The U.S. Department of Veterans Affairs has two categories of disability pay: disability compensation and disability pension income. Disability compensation is granted for injuries incurred or aggravated as a result of military service, while disability pension income is for wartime veterans over age 65 with limited or no income. The VA also pays benefits to the widows and children of deceased wartime veterans. The amount of disability you will receive depends on your circumstances, the disability and percentage of disability rating you receive, and on your dependents.
Disability compensation income is primarily based on the percentage of disability you receive. A 10-percent disability is only mildly disabling, while a 100-percent disability indicates an unlikelihood that you will find significant, gainful employment as a result of the disability. As of 2010, disability payments range from $123 per month with a 10-percent disability rating up to $2,673 per month for a veteran with a 100-percent disability living alone. The VA pays additional amounts to disabled veterans with children and to those who live with dependent parents. Additionally, you may qualify for transportation reimbursement if you travel for treatment and you have at least a 30-percent disability rating.
Combat-Related Special Compensation
Under some circumstances, veterans can receive veterans compensation pay in addition to their military retirement pensions. A 2008 law expanded eligibility for the program to medically retired veterans with fewer than 20 years of service. You may be eligible for the special compensation if you are medically retired and suffer from a disability as a result of hostile fire in combat, in a training accident in an exercise simulating combat such as a field exercise, or while performing hazardous duty such as air assault training or parachuting. To apply, fill out a DD Form 2860 and forward it to your military branch.

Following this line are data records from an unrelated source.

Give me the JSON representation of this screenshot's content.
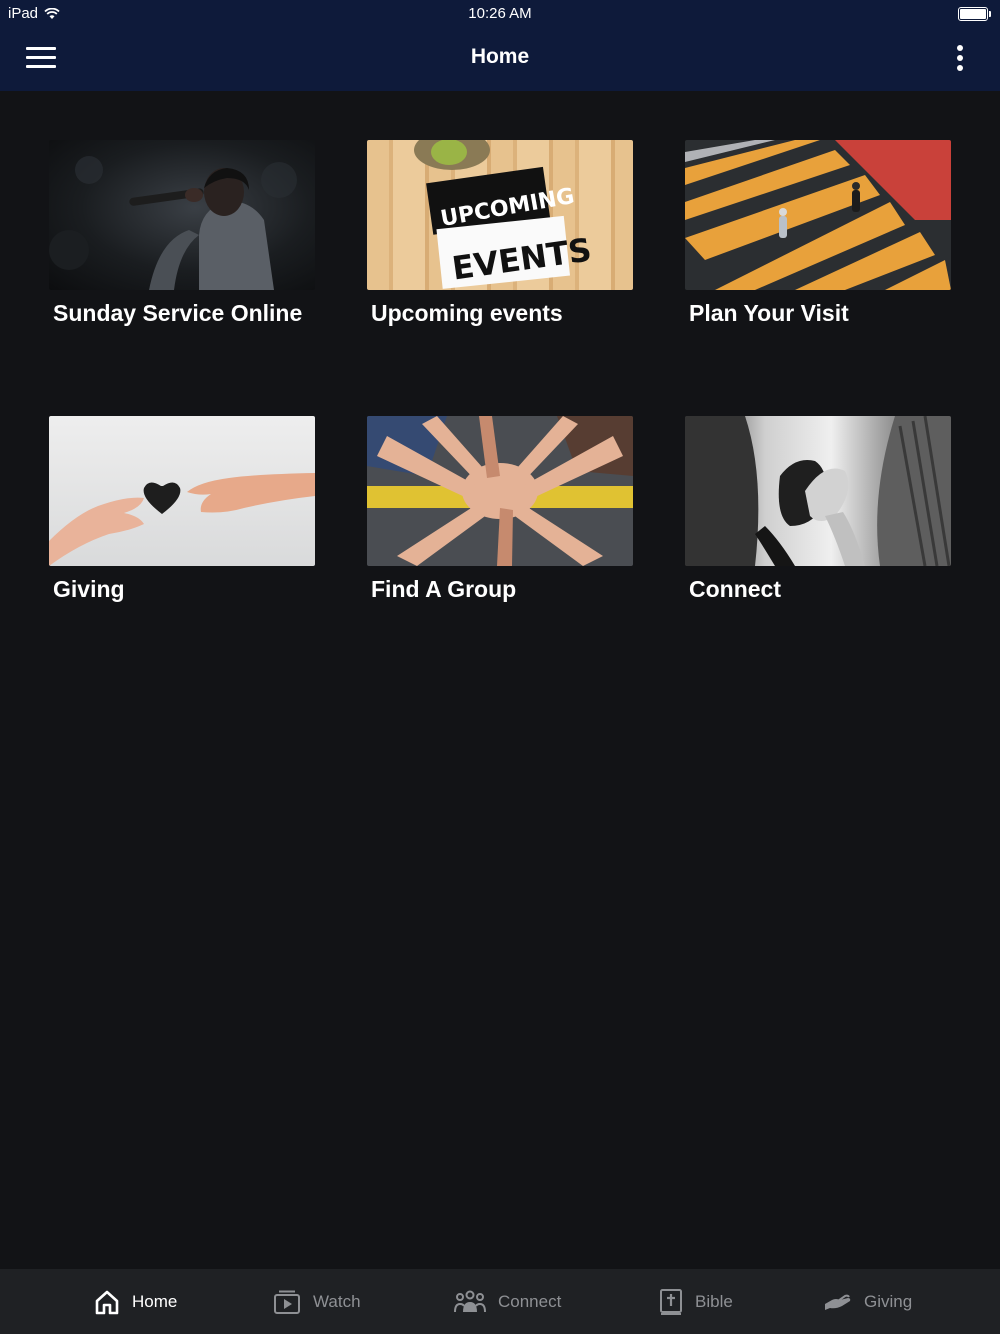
{
  "status": {
    "device": "iPad",
    "time": "10:26 AM"
  },
  "header": {
    "title": "Home",
    "menu_icon": "hamburger-menu-icon",
    "more_icon": "more-vertical-icon"
  },
  "tiles": [
    {
      "label": "Sunday Service Online",
      "image": "singer-with-microphone"
    },
    {
      "label": "Upcoming events",
      "image": "upcoming-events-sign"
    },
    {
      "label": "Plan Your Visit",
      "image": "crosswalk-pedestrians"
    },
    {
      "label": "Giving",
      "image": "hands-passing-heart"
    },
    {
      "label": "Find A Group",
      "image": "stacked-hands"
    },
    {
      "label": "Connect",
      "image": "holding-hands"
    }
  ],
  "events_sign": {
    "line1": "UPCOMING",
    "line2": "EVENTS"
  },
  "tabbar": {
    "items": [
      {
        "label": "Home",
        "icon": "home-icon",
        "active": true
      },
      {
        "label": "Watch",
        "icon": "watch-video-icon",
        "active": false
      },
      {
        "label": "Connect",
        "icon": "people-group-icon",
        "active": false
      },
      {
        "label": "Bible",
        "icon": "bible-icon",
        "active": false
      },
      {
        "label": "Giving",
        "icon": "giving-hand-icon",
        "active": false
      }
    ]
  },
  "colors": {
    "header_bg": "#0e1a3a",
    "page_bg": "#121316",
    "tabbar_bg": "#1f2124",
    "inactive_tab": "#8e9094"
  }
}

The VA limits disability pensions to wartime veterans with annual incomes below $11,830 for veterans living alone with no dependents, or $14,457 if they are housebound, as of 2009. The VA makes annual cost-of-living adjustments. Veterans with dependents can qualify for a higher income exemption. The VA disability pension generally pays veterans the difference between the income allowances described above and their actual annual income, payable in 12 equal monthly installments.

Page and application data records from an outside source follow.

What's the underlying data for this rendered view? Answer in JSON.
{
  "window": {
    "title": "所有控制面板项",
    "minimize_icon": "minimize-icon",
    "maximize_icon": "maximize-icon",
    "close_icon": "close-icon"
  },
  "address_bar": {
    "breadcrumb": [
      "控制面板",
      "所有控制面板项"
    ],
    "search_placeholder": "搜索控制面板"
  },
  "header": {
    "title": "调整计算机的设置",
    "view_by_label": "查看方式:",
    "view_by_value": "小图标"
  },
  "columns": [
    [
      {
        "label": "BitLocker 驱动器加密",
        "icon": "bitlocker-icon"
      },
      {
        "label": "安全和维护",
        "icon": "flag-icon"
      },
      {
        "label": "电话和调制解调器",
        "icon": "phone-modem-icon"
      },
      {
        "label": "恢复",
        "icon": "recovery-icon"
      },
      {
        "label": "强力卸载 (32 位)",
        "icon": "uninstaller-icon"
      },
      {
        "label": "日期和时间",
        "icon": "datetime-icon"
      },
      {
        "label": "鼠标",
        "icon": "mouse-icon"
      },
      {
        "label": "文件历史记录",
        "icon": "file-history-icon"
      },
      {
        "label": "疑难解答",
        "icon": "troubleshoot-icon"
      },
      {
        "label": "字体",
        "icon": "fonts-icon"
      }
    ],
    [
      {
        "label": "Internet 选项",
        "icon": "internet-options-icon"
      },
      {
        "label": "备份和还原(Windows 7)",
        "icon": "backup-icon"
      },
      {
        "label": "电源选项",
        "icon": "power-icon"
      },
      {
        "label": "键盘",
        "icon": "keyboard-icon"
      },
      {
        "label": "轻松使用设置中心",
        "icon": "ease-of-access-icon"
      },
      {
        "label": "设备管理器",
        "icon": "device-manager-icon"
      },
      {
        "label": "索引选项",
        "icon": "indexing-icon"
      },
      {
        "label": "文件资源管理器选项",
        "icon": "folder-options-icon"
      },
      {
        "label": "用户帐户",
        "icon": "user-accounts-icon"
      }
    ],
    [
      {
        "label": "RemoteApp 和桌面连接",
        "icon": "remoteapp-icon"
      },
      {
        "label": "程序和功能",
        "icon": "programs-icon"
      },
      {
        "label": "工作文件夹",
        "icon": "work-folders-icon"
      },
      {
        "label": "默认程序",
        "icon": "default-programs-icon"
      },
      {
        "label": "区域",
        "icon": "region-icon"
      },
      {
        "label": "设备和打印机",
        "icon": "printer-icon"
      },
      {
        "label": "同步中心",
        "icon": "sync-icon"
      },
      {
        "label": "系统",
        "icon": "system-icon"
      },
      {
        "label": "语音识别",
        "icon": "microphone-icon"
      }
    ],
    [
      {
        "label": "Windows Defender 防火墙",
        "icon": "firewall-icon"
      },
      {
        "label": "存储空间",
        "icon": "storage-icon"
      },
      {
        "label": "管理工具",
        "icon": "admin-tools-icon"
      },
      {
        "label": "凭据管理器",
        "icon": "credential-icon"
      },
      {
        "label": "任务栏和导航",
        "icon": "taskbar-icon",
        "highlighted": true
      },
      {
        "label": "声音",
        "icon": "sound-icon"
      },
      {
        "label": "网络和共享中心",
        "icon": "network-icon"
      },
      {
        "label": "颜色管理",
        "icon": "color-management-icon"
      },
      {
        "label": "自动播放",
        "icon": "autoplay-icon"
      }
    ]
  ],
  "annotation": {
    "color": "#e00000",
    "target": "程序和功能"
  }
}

VA Death Pensions
The VA pays a small pension to widows of wartime veterans, provided they are at least 18 years old and not remarried. There are restrictions on the widow's allowable income. To qualify, veterans who were wartime veterans after 1980 must generally have served at least 24 months on active duty, or served the full period for which they were called if less than 24 months. There are certain exceptions, though, including exceptions for those who left service due to injury, wounds or illness. To qualify, a widow with no dependents would need an annual income below $7,933 (as of 2009), with medical expenses in excess of $397 not counted against the widow. A dependent brings the income limit to $10,385. The pension pays the difference between the widow's actual income and the allowable income limits.

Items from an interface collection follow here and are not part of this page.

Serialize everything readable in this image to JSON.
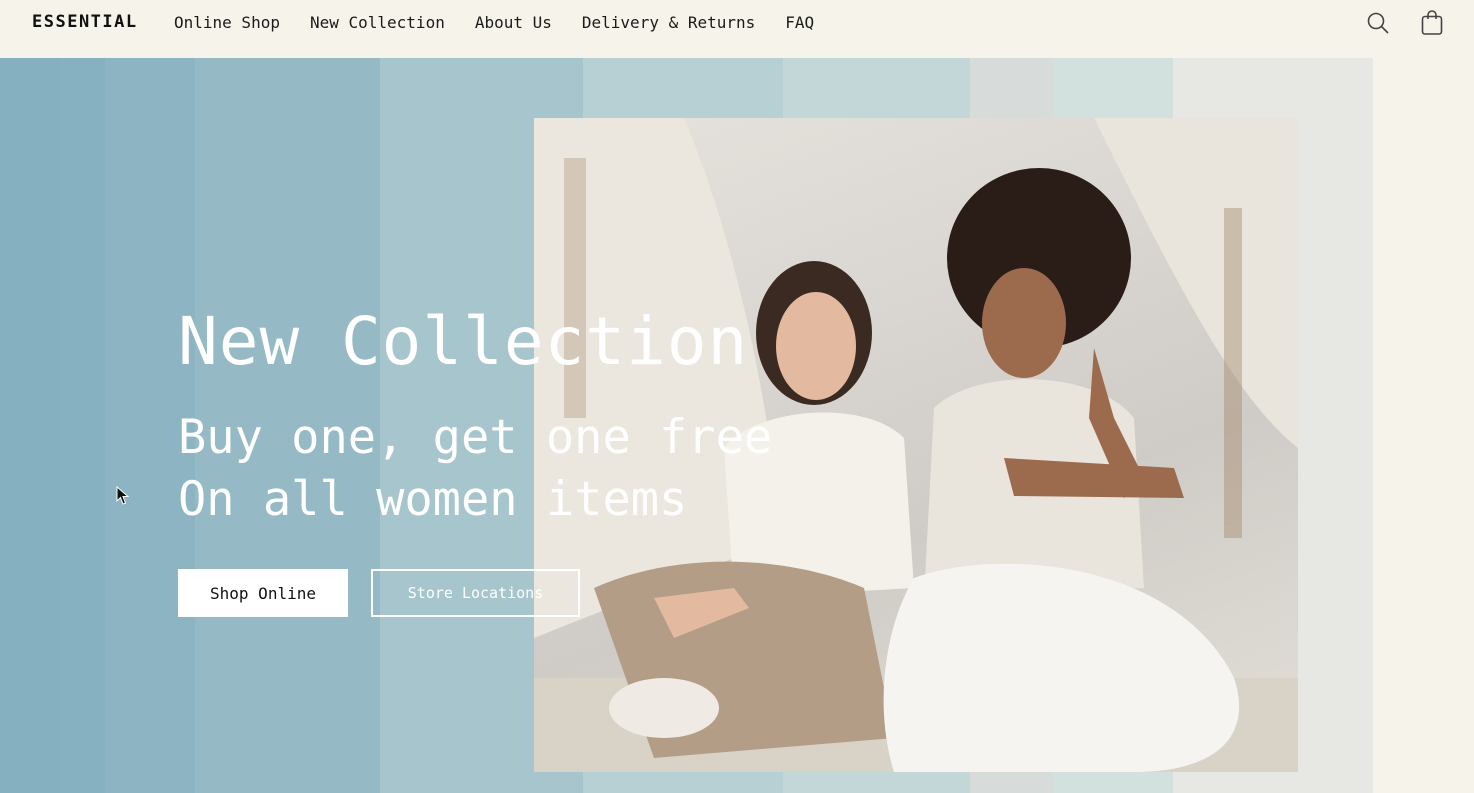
{
  "brand": "ESSENTIAL",
  "nav": {
    "items": [
      {
        "label": "Online Shop"
      },
      {
        "label": "New Collection"
      },
      {
        "label": "About Us"
      },
      {
        "label": "Delivery & Returns"
      },
      {
        "label": "FAQ"
      }
    ]
  },
  "header_icons": [
    "search-icon",
    "shopping-bag-icon"
  ],
  "hero": {
    "title": "New Collection",
    "subtitle_line1": "Buy one, get one free",
    "subtitle_line2": "On all women items",
    "primary_button": "Shop Online",
    "secondary_button": "Store Locations"
  },
  "colors": {
    "page_background": "#f5f3ea",
    "hero_left": "#86b1c0",
    "hero_mid": "#a7c6cd",
    "hero_right": "#e7e8e4",
    "text_light": "#ffffff",
    "text_dark": "#111111"
  }
}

Jason Van Steenwyk has been writing professionally since 1998. A former staff reporter for "Mutual Funds Magazine," he has been published in "Wealth and Retirement Planner," "Annuity Selling Guide," "Registered Rep." "Bankrate.com" and "Senior Market Advisor." He holds a Bachelor of Arts in humanities from the University of Southern California.